However, Jason eventually abandons Medea for another woman, Glauce. Medea is heartbroken and vows to avenge her children's death. She kills Glauce and her father, Creon, and then she escapes from Corinth with her children.
Hecate, the goddess of night and magic, helps Medea escape from Corinth. She gives Medea a chariot drawn by dragons, and she helps her cross the sea safely. Medea eventually settles in Athens, where she raises her children.
Hecate's role in the myth of Medea is significant. She is the one who helps Medea to escape from Corinth and to carry out her revenge. Without Hecate's help, Medea would not have been able to avenge the death of her children and find safety.
Hecate's role in these myths is as important today as it was in antiquity. She is a symbol of hope, of the power of the divine feminine, and of the mysteries of the night. She is also a reminder that even in the darkest of times, there is always hope for light to return.
In the myth of Orpheus and Eurydice, Hecate helps Orpheus to find his way back to the underworld to rescue his wife. This story is a reminder that even the strongest love can be fragile and that hope can sometimes be found in the darkest of places.
In the myth of Theseus and the Minotaur, Hecate helps Theseus to find his way through the labyrinth and to defeat the Minotaur. This story is a reminder that even the most difficult challenges can be overcome with courage and determination.
In the myth of Medea, Hecate helps Medea to escape from Corinth and to carry out her revenge.
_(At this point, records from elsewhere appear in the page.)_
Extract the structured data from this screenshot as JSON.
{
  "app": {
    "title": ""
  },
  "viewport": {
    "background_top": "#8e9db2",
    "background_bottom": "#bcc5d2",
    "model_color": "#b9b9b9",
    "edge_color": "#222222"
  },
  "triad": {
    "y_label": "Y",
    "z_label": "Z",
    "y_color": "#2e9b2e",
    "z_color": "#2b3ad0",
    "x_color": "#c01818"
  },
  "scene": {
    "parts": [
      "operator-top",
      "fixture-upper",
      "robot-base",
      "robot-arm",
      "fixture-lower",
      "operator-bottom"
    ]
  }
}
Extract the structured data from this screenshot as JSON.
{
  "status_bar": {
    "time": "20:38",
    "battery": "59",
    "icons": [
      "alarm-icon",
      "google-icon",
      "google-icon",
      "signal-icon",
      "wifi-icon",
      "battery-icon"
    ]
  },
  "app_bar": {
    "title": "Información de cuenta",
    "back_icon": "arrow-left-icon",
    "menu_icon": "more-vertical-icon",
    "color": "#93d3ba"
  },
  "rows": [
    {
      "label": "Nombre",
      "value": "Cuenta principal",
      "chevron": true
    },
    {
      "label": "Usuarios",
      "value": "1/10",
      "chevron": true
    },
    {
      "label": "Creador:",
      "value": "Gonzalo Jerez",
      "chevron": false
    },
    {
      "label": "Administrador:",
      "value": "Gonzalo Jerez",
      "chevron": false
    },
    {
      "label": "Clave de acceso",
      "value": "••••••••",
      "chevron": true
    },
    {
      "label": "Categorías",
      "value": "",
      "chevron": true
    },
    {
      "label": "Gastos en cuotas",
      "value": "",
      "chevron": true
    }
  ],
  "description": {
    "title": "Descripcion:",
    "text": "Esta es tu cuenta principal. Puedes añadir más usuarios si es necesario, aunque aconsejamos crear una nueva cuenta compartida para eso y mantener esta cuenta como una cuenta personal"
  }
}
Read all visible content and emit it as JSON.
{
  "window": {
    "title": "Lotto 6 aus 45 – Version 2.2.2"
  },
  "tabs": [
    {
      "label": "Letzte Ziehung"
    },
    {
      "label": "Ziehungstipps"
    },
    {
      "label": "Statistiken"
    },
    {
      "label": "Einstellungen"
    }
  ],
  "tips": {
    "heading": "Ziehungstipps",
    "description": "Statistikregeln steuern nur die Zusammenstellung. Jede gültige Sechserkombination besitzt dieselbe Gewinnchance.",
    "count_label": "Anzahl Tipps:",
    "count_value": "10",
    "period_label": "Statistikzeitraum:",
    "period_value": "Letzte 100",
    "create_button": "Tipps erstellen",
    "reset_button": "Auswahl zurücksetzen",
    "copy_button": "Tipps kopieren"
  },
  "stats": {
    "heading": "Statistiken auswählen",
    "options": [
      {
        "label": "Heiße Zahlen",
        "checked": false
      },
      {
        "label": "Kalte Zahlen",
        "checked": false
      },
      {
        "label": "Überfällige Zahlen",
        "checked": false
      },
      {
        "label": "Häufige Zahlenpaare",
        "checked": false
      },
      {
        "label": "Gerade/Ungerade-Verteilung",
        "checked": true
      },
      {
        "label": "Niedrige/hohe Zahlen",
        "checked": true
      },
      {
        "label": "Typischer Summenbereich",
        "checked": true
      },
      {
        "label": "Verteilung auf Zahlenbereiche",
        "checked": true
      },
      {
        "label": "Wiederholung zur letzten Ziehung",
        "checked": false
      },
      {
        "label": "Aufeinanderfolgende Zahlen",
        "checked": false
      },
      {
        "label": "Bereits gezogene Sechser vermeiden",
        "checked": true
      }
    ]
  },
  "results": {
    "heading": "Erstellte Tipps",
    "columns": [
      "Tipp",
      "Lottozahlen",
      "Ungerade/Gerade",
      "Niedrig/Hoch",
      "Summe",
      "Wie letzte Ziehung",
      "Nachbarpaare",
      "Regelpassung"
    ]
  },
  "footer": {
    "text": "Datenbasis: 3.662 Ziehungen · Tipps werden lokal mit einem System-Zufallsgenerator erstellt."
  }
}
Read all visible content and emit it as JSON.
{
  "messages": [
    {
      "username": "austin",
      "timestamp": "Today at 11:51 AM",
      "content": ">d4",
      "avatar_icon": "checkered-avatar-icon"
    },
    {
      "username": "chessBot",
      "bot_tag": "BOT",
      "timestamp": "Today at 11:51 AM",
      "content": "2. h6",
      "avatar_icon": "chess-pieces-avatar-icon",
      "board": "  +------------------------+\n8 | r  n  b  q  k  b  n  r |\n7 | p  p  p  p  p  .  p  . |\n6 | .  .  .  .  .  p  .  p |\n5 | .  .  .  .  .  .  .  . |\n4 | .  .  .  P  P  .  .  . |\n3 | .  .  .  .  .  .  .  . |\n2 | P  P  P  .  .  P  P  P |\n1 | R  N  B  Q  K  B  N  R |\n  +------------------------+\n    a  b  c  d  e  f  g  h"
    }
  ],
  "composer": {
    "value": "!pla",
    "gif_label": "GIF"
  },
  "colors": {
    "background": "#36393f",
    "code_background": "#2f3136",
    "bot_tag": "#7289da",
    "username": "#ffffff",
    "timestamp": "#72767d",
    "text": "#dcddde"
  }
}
This story is a reminder that even the most powerful forces can be turned into good or evil, depending on the intentions of the person who wields them.
She is a reminder that even in the darkest of times, there is always hope for light to return.
What have you found? Which are your favorites? Feel free to share here in the comments!
Remember, stay present and mindful.
Rev. Renee Sosanna Olson
Keybearer to the CoH
Founder of the Sanctuary of Hecate Brimo.
Originally published on Blogger - 8/6/23 7:42 AM